Hopefully it works out better than the last time the Knicks picked No. 8 in 2009, when they missed out on Stephen Curry, their target from the start, by one pick, and getting Jordan Hill instead.
5. Who are the under-the-radar picks to watch?
This depends how you define unexpected, but indeed, there’s a handful of players that have been projected anywhere from the late lottery to mid-to-late first-rounders who could jump up in the draft, and ultimately, make a bigger impact than you might expect. Notably:
- Luke Kennard (Duke)
- Justin Jackson (North Carolina)
- Josh Hart (Villanova)
- Zach Collins (Gonzaga)

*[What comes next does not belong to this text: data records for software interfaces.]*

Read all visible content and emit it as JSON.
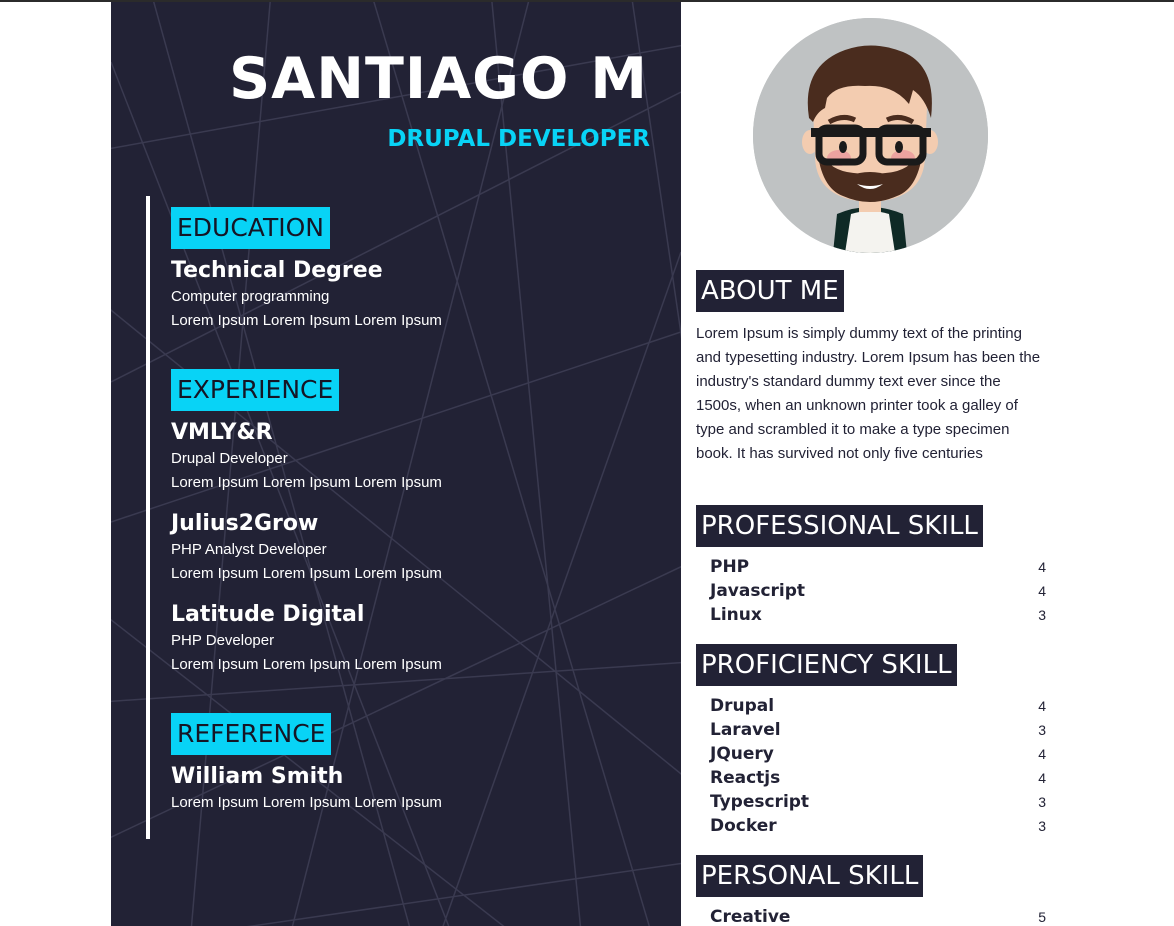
{
  "header": {
    "name": "SANTIAGO M",
    "role": "DRUPAL DEVELOPER"
  },
  "education": {
    "title": "EDUCATION",
    "items": [
      {
        "title": "Technical Degree",
        "subtitle": "Computer programming",
        "description": "Lorem Ipsum Lorem Ipsum Lorem Ipsum"
      }
    ]
  },
  "experience": {
    "title": "EXPERIENCE",
    "items": [
      {
        "title": "VMLY&R",
        "subtitle": "Drupal Developer",
        "description": "Lorem Ipsum Lorem Ipsum Lorem Ipsum"
      },
      {
        "title": "Julius2Grow",
        "subtitle": "PHP Analyst Developer",
        "description": "Lorem Ipsum Lorem Ipsum Lorem Ipsum"
      },
      {
        "title": "Latitude Digital",
        "subtitle": "PHP Developer",
        "description": "Lorem Ipsum Lorem Ipsum Lorem Ipsum"
      }
    ]
  },
  "reference": {
    "title": "REFERENCE",
    "items": [
      {
        "title": "William Smith",
        "description": "Lorem Ipsum Lorem Ipsum Lorem Ipsum"
      }
    ]
  },
  "about": {
    "title": "ABOUT ME",
    "text": "Lorem Ipsum is simply dummy text of the printing and typesetting industry. Lorem Ipsum has been the industry's standard dummy text ever since the 1500s, when an unknown printer took a galley of type and scrambled it to make a type specimen book. It has survived not only five centuries"
  },
  "professional_skill": {
    "title": "PROFESSIONAL SKILL",
    "items": [
      {
        "name": "PHP",
        "level": "4"
      },
      {
        "name": "Javascript",
        "level": "4"
      },
      {
        "name": "Linux",
        "level": "3"
      }
    ]
  },
  "proficiency_skill": {
    "title": "PROFICIENCY SKILL",
    "items": [
      {
        "name": "Drupal",
        "level": "4"
      },
      {
        "name": "Laravel",
        "level": "3"
      },
      {
        "name": "JQuery",
        "level": "4"
      },
      {
        "name": "Reactjs",
        "level": "4"
      },
      {
        "name": "Typescript",
        "level": "3"
      },
      {
        "name": "Docker",
        "level": "3"
      }
    ]
  },
  "personal_skill": {
    "title": "PERSONAL SKILL",
    "items": [
      {
        "name": "Creative",
        "level": "5"
      }
    ]
  },
  "icons": {
    "avatar": "bearded-man-with-glasses-avatar"
  },
  "colors": {
    "panel_dark": "#222235",
    "accent_cyan": "#08d3f6"
  }
}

None of these guys are flashy picks. They could all go just about anywhere from No. 10 to No. 20 and it wouldn’t be that big a surprise. Wherever they go, nobody is going to be hooting and hollering when their names are called. That could change when we look back at this draft a few years from now.
— Luke Kennard
For his part, Kennard, whose stock may have suffered some early this year as he played in the background of his more celebrated Duke teammates, put on a shooting display at his pro day.
Kennard is everything you think of when someone says, “that guy is just a solid player.” He’s smart, shoots both off the dribble and the catch, and he showed time and again at Duke that he’s not afraid to put an offense on his back for stretches.. He could also go in the late teens or early 20s. He will help someone immensely.
— Justin Jackson
Jackson is a bit more of wild card than Kennard, but his ceiling is also probably higher. He can shoot and he’s really athletic at the three spot. Parrish has him going, sliding into the hole they have at small forward, but it wouldn’t be a shock for someone to take a chance on him earlier than expected, and that could really pay off given the moderate risk of a mid-first-rounder, only a handful of which end up becoming All-Star players anyway.
— Josh Hart
Hart, like Kennard, is just a ballplayer., and let me tell you this: You put a smart, winning player like Hart in that San Antonio system, and watch out. Danny Green was cut twice and was looking at a career overseas. Now he’s a core player with a championship ring making $10 million a year. Hart is one of those picks you could look back on in a few years and wonder how in the hell so many teams passed on him, but this is particularly true if he actually does end up in San Antonio.
— Zach Collins
Collins is my personal favorite of these four players. His numbers were terrific in his lone season at Gonzaga, but with Collins, it’s more than the numbers. This guy, again, just has a feel for the game. His footwork on the block, his touch around the rim, his instincts as a shot blocker, these are all things you can’t really teach. On top of all that, he’s a 7-footer who shot nearly 44 percent from three in college. I would be surprised if he gets past No. 13 to Denver,. He’ll be really good for a long time.